Russian President Vladimir Putin asserted his command of Russia on Monday with a new Cabinet in which trusted allies will oversee finance while tested veterans keep tight reins on foreign affairs and defense.
However, a top liberal aide of Putin’s predecessor, Russian Prime Minister Dmitry Medvedev, also claimed a key industry post after a reportedly bruising battle with some of the more hawkish members of the administration.
The moves mean that Putin will have a closely faithful government run by his understudy Medvedev that can pursue cautious reforms, but may ultimately have to leave most of the big decisions to the president’s team in the Kremlin.
Putin gathered his 29 ministers and deputy premiers around an oval table and somberly informed them about the mission they faced in restoring the record growth rates of his first two terms as president in 2000 to 2008.
“The situation the world economy finds itself in today is uncertain. There are a lot of uncertainty factors,” Putin said in televised remarks.
The ex-KGB spy and Medvedev completed a controversial job swap that will stretch Putin’s domination until at least 2018 and was one of the primary triggers for recent street protests in Moscow.
Many of the faces in Russia’s new Cabinet featured in the outgoing one in some capacity, while seven former Cabinet ministers were given top posts in Putin’s Kremlin administration.
Putin made trusted ally Igor Shuvalov the sole first deputy prime minister in the Cabinet, while Medvedev’s former adviser Arkady Dvorkovich was promoted to deputy prime minister.
The RIA Novosti news agency said that Shuvalov would be in charge of macroeconomic issues, while Dvorkovich would have responsibility for the industrial and manufacturing sector, including most notably Russia’s crucial energy industry.
“This is a technical Cabinet.

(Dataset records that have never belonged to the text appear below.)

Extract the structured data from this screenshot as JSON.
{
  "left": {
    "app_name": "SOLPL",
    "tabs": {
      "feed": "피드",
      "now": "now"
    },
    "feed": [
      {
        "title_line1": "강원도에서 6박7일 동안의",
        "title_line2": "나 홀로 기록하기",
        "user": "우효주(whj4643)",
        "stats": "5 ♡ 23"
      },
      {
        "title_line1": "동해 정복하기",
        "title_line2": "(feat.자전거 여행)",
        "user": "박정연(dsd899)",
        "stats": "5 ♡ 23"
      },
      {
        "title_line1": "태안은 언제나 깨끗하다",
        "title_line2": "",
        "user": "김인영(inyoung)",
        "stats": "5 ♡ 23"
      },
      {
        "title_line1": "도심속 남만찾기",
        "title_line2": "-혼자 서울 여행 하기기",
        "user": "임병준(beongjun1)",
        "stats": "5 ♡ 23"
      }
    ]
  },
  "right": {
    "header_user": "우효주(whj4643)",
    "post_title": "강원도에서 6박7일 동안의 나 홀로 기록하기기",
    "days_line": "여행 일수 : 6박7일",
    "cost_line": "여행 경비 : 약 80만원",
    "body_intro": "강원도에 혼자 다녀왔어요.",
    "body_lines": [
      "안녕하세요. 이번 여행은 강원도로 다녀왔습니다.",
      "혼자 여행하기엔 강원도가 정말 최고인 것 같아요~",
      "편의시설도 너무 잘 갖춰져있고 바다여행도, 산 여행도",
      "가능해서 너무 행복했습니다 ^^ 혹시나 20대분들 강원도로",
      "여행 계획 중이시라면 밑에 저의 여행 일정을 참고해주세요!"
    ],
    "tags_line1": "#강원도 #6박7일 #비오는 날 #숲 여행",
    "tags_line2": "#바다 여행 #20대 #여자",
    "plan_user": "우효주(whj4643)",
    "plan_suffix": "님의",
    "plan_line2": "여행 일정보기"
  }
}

It is not a government of breakthroughs,” former Russian finance minister Alexei Kudrin said.
The finance ministry brief went to its current holder Anton Siluanov while Putin’s seasoned policy aide Andrei Belousov was named the new economic development minister.
Putin also reappointed the long-serving Foreign Minister Sergei Lavrov and Defense Minister Anatoly Serdyukov while replacing his scandal-tainted interior minister, Rushid Nurgaliyev, with Moscow police chief Vladimir Kolokoltsev.
Russia’s current energy czar Igor Sechin — viewed as one of Putin’s most powerful and trusted colleagues — left Medvedev’s Cabinet, but is still expected to keep broad influence over industry and future oil and gas deals.
Sechin and Dvorkovich have clashed previously over the pace at which Kremlin-controlled banks and industries should be sold off to private investors in a bid to stimulate Russia’s stalling growth.
Dvorkovich will be filling Sechin’s shoes in the government, but may end up having his control over the sector limited by a lack of direct access to Putin.
“For now, all of our decisions are made by just one man,” former economy minister Yevgeny Yasin said in reference to Putin.
The new Cabinet features just two women — one in charge of social affairs and the other health — in what Putin called a disappointment.
“Unfortunately, there are not too many women, but they are there,” he said.
The government’s makeup had been kept under wraps for two weeks in an unusual departure from the earlier practice of instant appointments.
The delay has provided Putin with an excuse for skipping a G8 summit hosted by US President Barack Obama last week — a move the Kremlin insisted was not a slight for Washington’s criticism of Russia’s record on rights issues.